All studies are monitored for accrual through a mandatory registration system. Investigator-initiated study accrual data is reported quarterly to the PRC. The CROC reviews all data annually.
Criteria for Early Review
Early protocol review or circumstances that would prompt an early review are:
- Planned interim analysis at specified time points or after reaching specified accrual levels (e.g. interim analysis prior to dose escalation).
- Unexpected/serious adverse events.
- As a result of audit.
- Low (>30% below projected accrual) or Excessive Accrual (>10% above total projected accrual).
In the case of planned interim analysis, the investigator is responsible for notifying the PRC of the results of the analysis.
Unexpected/serious adverse events must be reported to the PRC. Upon receipt of notification, the PRC Chair, depending upon the seriousness of the event, may immediately take action or wait until the next meeting of the Committee.
Early review may also be required following an audit to document corrective action as outlined in the corrective action plan.
Criteria for Termination of Protocol
Criteria for termination of a protocol are the same as those for protocol closure. Protocols may be closed for the following indications:
- Serious unexpected or adverse event(s) may result in protocol suspension or protocol closure.
- Serious (or multiple) deficiencies in study conduct (e.g., lack of informed consent, violation of patient eligibility criteria, failure to report an adverse event(s) in a timely fashion, etc.)
- New data suggesting the active protocol is irrelevant in terms of study objectives and patient benefit.
- Inadequate accrual (> 30% below projected accrual) with little or no likelihood that study's target will be met.
- Excessive accrual (> 10% above the total projected accrual).
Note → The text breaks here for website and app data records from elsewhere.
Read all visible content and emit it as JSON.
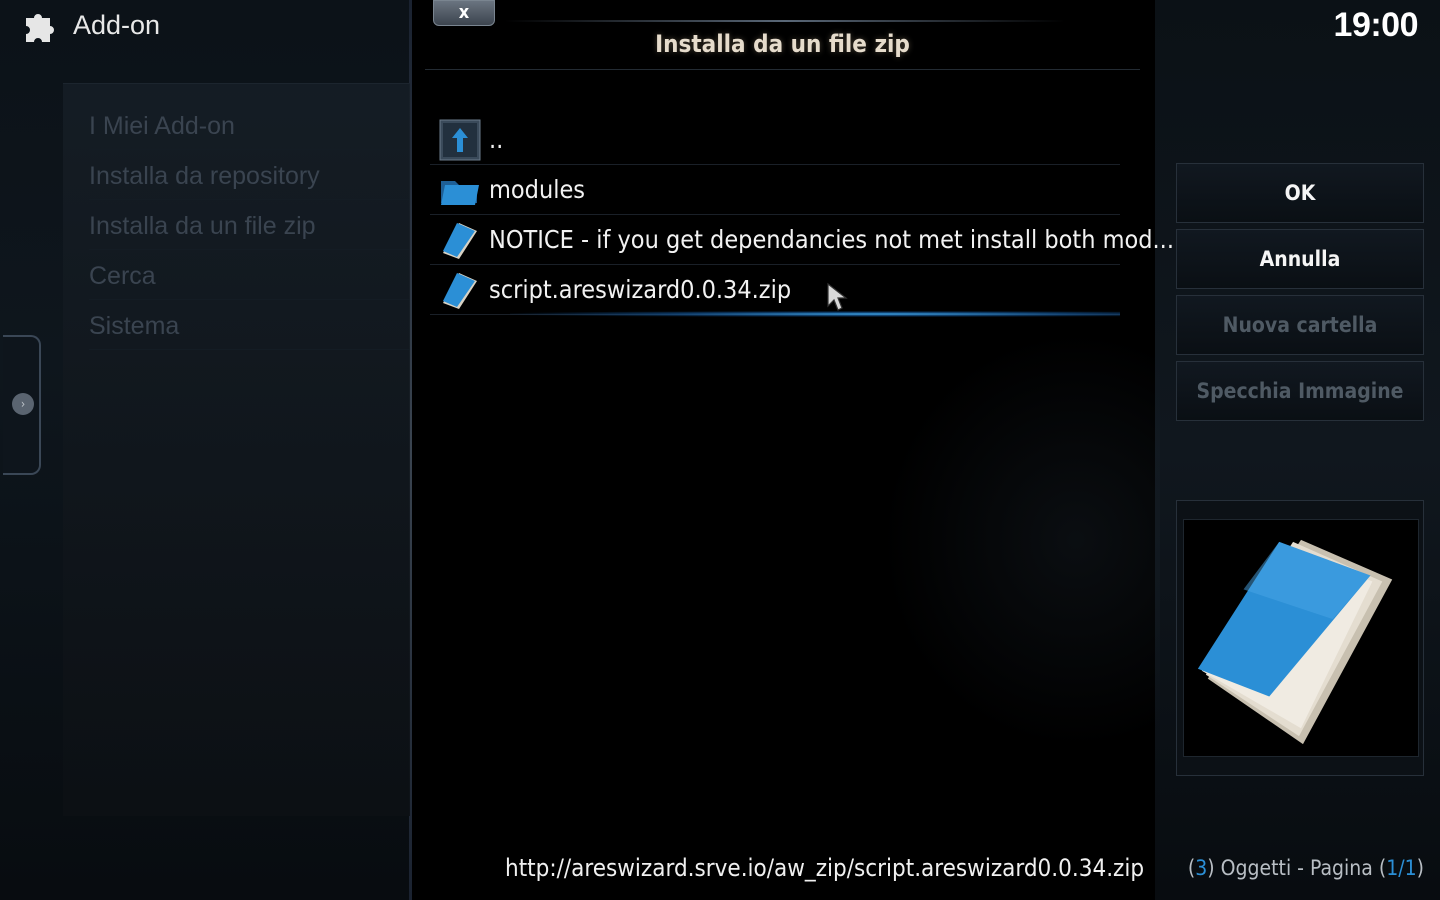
{
  "header": {
    "app_title": "Add-on",
    "icon": "puzzle-icon"
  },
  "clock": "19:00",
  "left_menu": {
    "items": [
      {
        "label": "I Miei Add-on"
      },
      {
        "label": "Installa da repository"
      },
      {
        "label": "Installa da un file zip"
      },
      {
        "label": "Cerca"
      },
      {
        "label": "Sistema"
      }
    ]
  },
  "dialog": {
    "title": "Installa da un file zip",
    "close_label": "x",
    "files": [
      {
        "label": "..",
        "icon": "parent-folder-icon"
      },
      {
        "label": "modules",
        "icon": "folder-icon"
      },
      {
        "label": "NOTICE - if you get dependancies not met install both mod...",
        "icon": "zip-file-icon"
      },
      {
        "label": "script.areswizard0.0.34.zip",
        "icon": "zip-file-icon",
        "selected": true
      }
    ]
  },
  "buttons": {
    "ok": "OK",
    "cancel": "Annulla",
    "new_folder": "Nuova cartella",
    "mirror_image": "Specchia Immagine"
  },
  "footer": {
    "path": "http://areswizard.srve.io/aw_zip/script.areswizard0.0.34.zip",
    "count": "3",
    "items_label": "Oggetti - Pagina",
    "page": "1/1"
  },
  "colors": {
    "accent": "#2b8fd6",
    "disabled_text": "#4f5a64"
  }
}
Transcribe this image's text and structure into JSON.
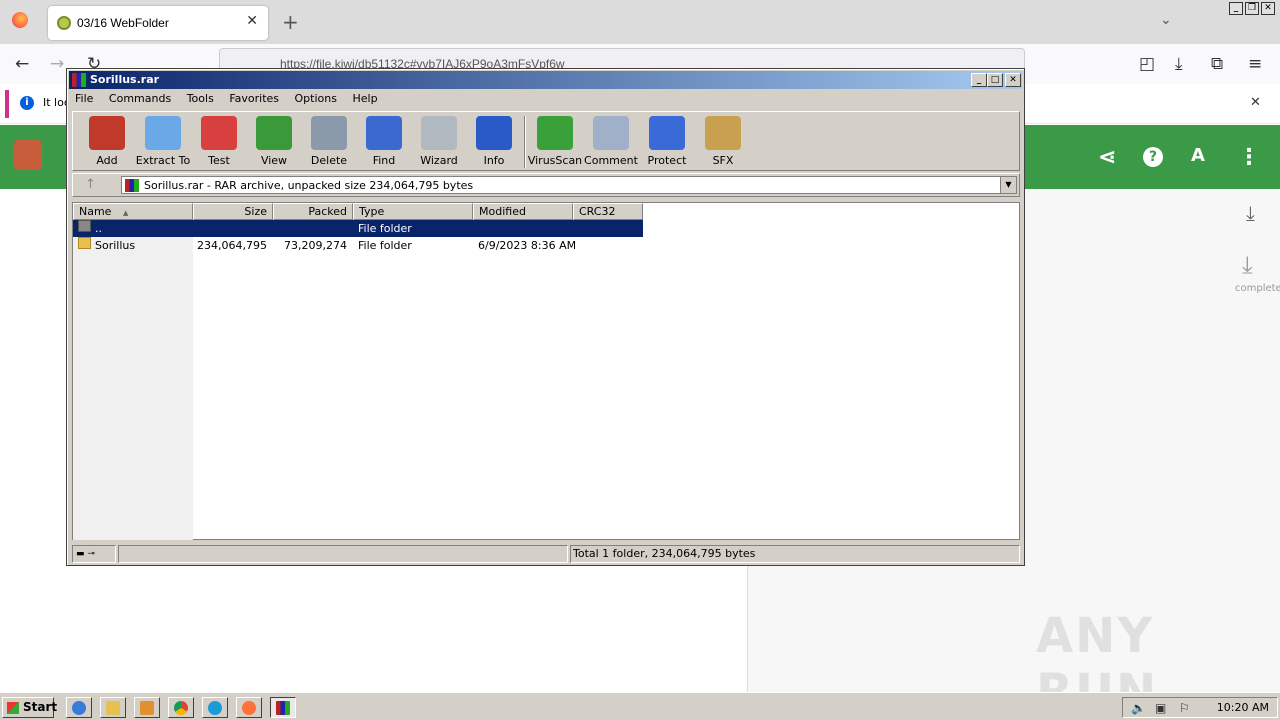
{
  "browser": {
    "tab_title": "03/16 WebFolder",
    "tab_close": "✕",
    "new_tab": "+",
    "url": "https://file.kiwi/db51132c#vvb7IAJ6xP9oA3mFsVpf6w",
    "info_text": "It loo",
    "info_close": "✕",
    "nav": {
      "back": "←",
      "forward": "→",
      "reload": "↻",
      "pocket": "◰",
      "download": "⤓",
      "extensions": "⧉",
      "menu": "≡"
    },
    "window_controls": {
      "minimize": "_",
      "restore": "❐",
      "close": "✕"
    }
  },
  "site": {
    "header_icons": {
      "share": "⋖",
      "help": "?",
      "translate": "A",
      "more": "⋮"
    },
    "download_label": "complete",
    "watermark": "ANY RUN"
  },
  "winrar": {
    "title": "Sorillus.rar",
    "title_buttons": {
      "minimize": "_",
      "maximize": "□",
      "close": "✕"
    },
    "menu": [
      "File",
      "Commands",
      "Tools",
      "Favorites",
      "Options",
      "Help"
    ],
    "toolbar": [
      {
        "label": "Add",
        "icon": "add-icon",
        "color": "#c0392b"
      },
      {
        "label": "Extract To",
        "icon": "extract-to-icon",
        "color": "#6aa8e8"
      },
      {
        "label": "Test",
        "icon": "test-icon",
        "color": "#d84040"
      },
      {
        "label": "View",
        "icon": "view-icon",
        "color": "#3a9a3a"
      },
      {
        "label": "Delete",
        "icon": "delete-icon",
        "color": "#8a9aaa"
      },
      {
        "label": "Find",
        "icon": "find-icon",
        "color": "#3a6ad0"
      },
      {
        "label": "Wizard",
        "icon": "wizard-icon",
        "color": "#b0b8c0"
      },
      {
        "label": "Info",
        "icon": "info-icon",
        "color": "#2a5ac8"
      },
      {
        "label": "VirusScan",
        "icon": "virusscan-icon",
        "color": "#3aa03a"
      },
      {
        "label": "Comment",
        "icon": "comment-icon",
        "color": "#a0b0c8"
      },
      {
        "label": "Protect",
        "icon": "protect-icon",
        "color": "#3a6ad8"
      },
      {
        "label": "SFX",
        "icon": "sfx-icon",
        "color": "#c8a050"
      }
    ],
    "up_arrow": "↑",
    "address": "Sorillus.rar - RAR archive, unpacked size 234,064,795 bytes",
    "dropdown": "▼",
    "columns": [
      "Name",
      "Size",
      "Packed",
      "Type",
      "Modified",
      "CRC32"
    ],
    "sort_indicator": "▲",
    "rows": [
      {
        "name": "..",
        "size": "",
        "packed": "",
        "type": "File folder",
        "modified": "",
        "crc": "",
        "selected": true
      },
      {
        "name": "Sorillus",
        "size": "234,064,795",
        "packed": "73,209,274",
        "type": "File folder",
        "modified": "6/9/2023 8:36 AM",
        "crc": "",
        "selected": false
      }
    ],
    "status_icons": "▬ ⊸",
    "status_text": "Total 1 folder, 234,064,795 bytes"
  },
  "taskbar": {
    "start_label": "Start",
    "clock": "10:20 AM",
    "tray_icons": [
      "volume-icon",
      "network-icon",
      "flag-icon"
    ]
  }
}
- Target accrual and/or study objectives met.
- Principal Investigator leaves institution.
Last modified February 13 2013 01:10 PM